In its marketing campaign Cybernatural claims the film redefines "found footage" for a new generation of teens; but, I find that claim inexact and misleading. What Noah and Cybernatural are achieving is not something found as much as constructed; "stacked" as Mitch Davis phrased it. I'm not quite sure what the exact term would be for this new style of footage—in innovation it does resemble what Blair Witch did with found footage—but it's dissimilar in key ways for staging a new form of audience identification more in league with cinematic découpage than found footage. For lack of a better term, let's call it cyberdécoupage—with its attendant aesthetics of stacked media assemblage—which is how I will monitor the technique in films to come. I anticipate a cascade of genre knock-offs.

At Fangoria, Michael Gingold concurs that "lumping Cybernatural in with the usual run of found-footage movies—even to call it a standout example—isn't quite fair, as it takes the form into different, relevant directions."

Another insight Gingold offers on the film is its succinct summation of the way sexual and violent expressions have become normalized and conflated on-line. Gingold adds: "With cyberbullying such an unfortunately common occurrence these days, Gabriadze and Greaves are working with provocative and touchy subject matter here. They rise to the occasion by treating it as serious business with long-ranging consequences [the film's tagline: "On the internet your sins live forever"], resisting the urge other filmmakers might have felt to tart it up—and trivialize it—with a lot of schlocky horror tropes. Nor are there completely clearcut heroes and villains here, as it's revealed over the course of the movie that Laura was something of a bully herself.
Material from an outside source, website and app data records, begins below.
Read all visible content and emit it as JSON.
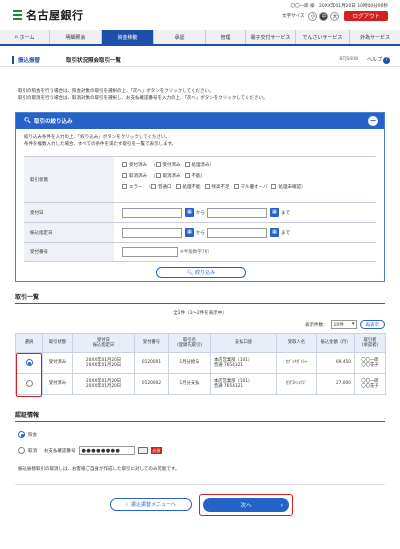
{
  "header": {
    "bank_name": "名古屋銀行",
    "user_line": "〇〇一郎 様　20XX年01月20日 10時00分00秒",
    "font_size_label": "文字サイズ",
    "font_sizes": [
      "小",
      "中",
      "大"
    ],
    "logout_label": "ログアウト"
  },
  "gnav": {
    "home_label": "ホーム",
    "items": [
      "明細照会",
      "資金移動",
      "承認",
      "管理",
      "電子交付サービス",
      "でんさいサービス",
      "外為サービス"
    ],
    "active_index": 1
  },
  "title_bar": {
    "category": "振込振替",
    "title": "取引状況照会取引一覧",
    "screen_id": "BTJS008",
    "help_label": "ヘルプ"
  },
  "intro": {
    "line1": "取引の照会を行う場合は、照会対象の取引を選択の上、「次へ」ボタンをクリックしてください。",
    "line2": "取引の取消を行う場合は、取消対象の取引を選択し、お支払確認番号を入力の上、「次へ」ボタンをクリックしてください。"
  },
  "filter": {
    "title": "取引の絞り込み",
    "desc1": "絞り込み条件を入力の上、「絞り込み」ボタンをクリックしてください。",
    "desc2": "条件を複数入力した場合、すべての条件を満たす取引を一覧で表示します。",
    "status_label": "取引状態",
    "status_row1": [
      "受付済み",
      "受付済み",
      "処理済み"
    ],
    "status_row2": [
      "取消済み",
      "取消済み",
      "不能"
    ],
    "status_row3": [
      "エラー",
      "普通口",
      "処理不能",
      "残高不足",
      "マル優オーバ",
      "処理未確認"
    ],
    "accept_date_label": "受付日",
    "transfer_date_label": "振込指定日",
    "from_label": "から",
    "to_label": "まで",
    "accept_no_label": "受付番号",
    "accept_no_hint": "※半角数字7桁",
    "search_button": "絞り込み"
  },
  "list": {
    "section_title": "取引一覧",
    "count_text": "全2件（1〜2件を表示中）",
    "per_page_label": "表示件数：",
    "per_page_value": "10件",
    "redisplay_label": "再表示",
    "columns": [
      "選択",
      "取引状態",
      "受付日\n振込指定日",
      "受付番号",
      "取引名\n(登録先取引)",
      "支払口座",
      "受取人名",
      "振込金額（円）",
      "取引者\n(承認者)"
    ],
    "rows": [
      {
        "selected": true,
        "status": "受付済み",
        "date1": "20XX年01月20日",
        "date2": "20XX年01月20日",
        "accept_no": "0120001",
        "name": "1月分給与",
        "account1": "本店営業部（101）",
        "account2": "普通 7654321",
        "payee": "ｶﾌﾞｼｷｶﾞｲｼｬ",
        "amount": "69,450",
        "user1": "〇〇一郎",
        "user2": "〇〇花子"
      },
      {
        "selected": false,
        "status": "受付済み",
        "date1": "20XX年01月20日",
        "date2": "20XX年01月20日",
        "accept_no": "0120002",
        "name": "1月分支払",
        "account1": "本店営業部（101）",
        "account2": "普通 7654321",
        "payee": "ｶ)ﾃｽﾄｼｮｳｼﾞ",
        "amount": "27,000",
        "user1": "〇〇一郎",
        "user2": "〇〇花子"
      }
    ]
  },
  "auth": {
    "section_title": "認証情報",
    "option_none": "照会",
    "option_cancel": "取消",
    "pw_label": "お支払確認番号",
    "pw_value": "●●●●●●●●",
    "required_label": "必須",
    "note": "振込振替取引の取消しは、お客様ご自身が作成した取引に対してのみ可能です。"
  },
  "footer": {
    "back_label": "振込振替メニューへ",
    "next_label": "次へ"
  }
}
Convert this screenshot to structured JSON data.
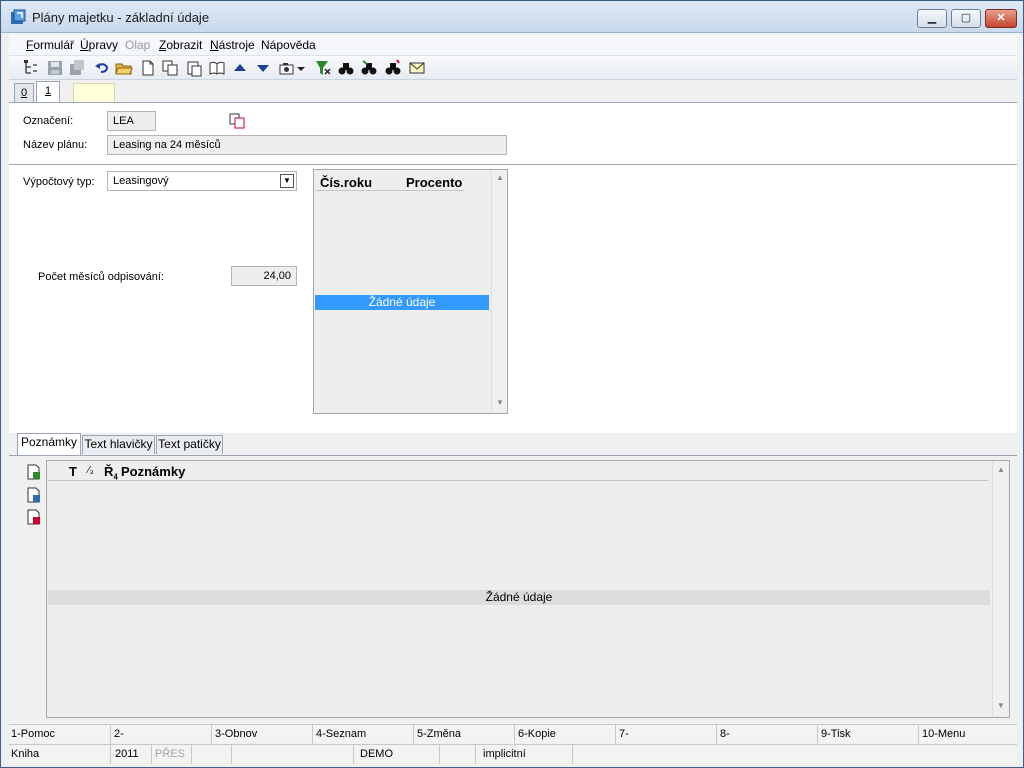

While channeling the anger and frustration many feel over this syndrome, Cybernatural also uses it as fuel for one truly frightening ride. It works great with an audience, where the aforementioned familiarity enhances the shared viewing experience, but it will likely be just as effective—or perhaps even more so—when viewed on one’s own personal device."

I can vouch for that last observation. Unable to attend Fantasia in person this year, Cybernatural's publicists were generous enough to provide a streaming link, which watched late at night on my home computer had me jumping in my desk chair as at times it was indeterminate if the sounds and images I was experiencing were in the film or on my desktop.

At Bloody Disgusting, Síofra McAllister argues that Cybernatural scratches the "technophobic itch" with a deceptively simple format that "taps into a universal theme that has, until now, remained elusive in genre movies despite its prevalence in our 21st century psyche: the fear that technology has given us the tools to destroy each other—and ourselves." McAllister writes: "The demonic possession trope is a tricky one to get right at the best of times, but playing on our dystopian dread of the digital footprint we're all leaving behind, Cybernatural combines the paranormal and science fiction genres with all the familiar fixings of our online lives to create a monster that's as relatable as it is terrifying. Who's watching your Skype calls? Who can trace that misguided video you posted? And just how much of ourselves do we internet users unwittingly expose—and leave behind?" Sins, indeed.

At Dread Central, Matt Boiselle wryly disclaims: "If you have no patience for the myriad of technological advances that we've endured in our lifetime, then Cybernatural is NOT the film for you. However, if you're a Twittering, Skyping, Facebookin' kind of Googler that loves to SnapChat selfies to your Instagram, then this movie is right up your USB port."


No comments: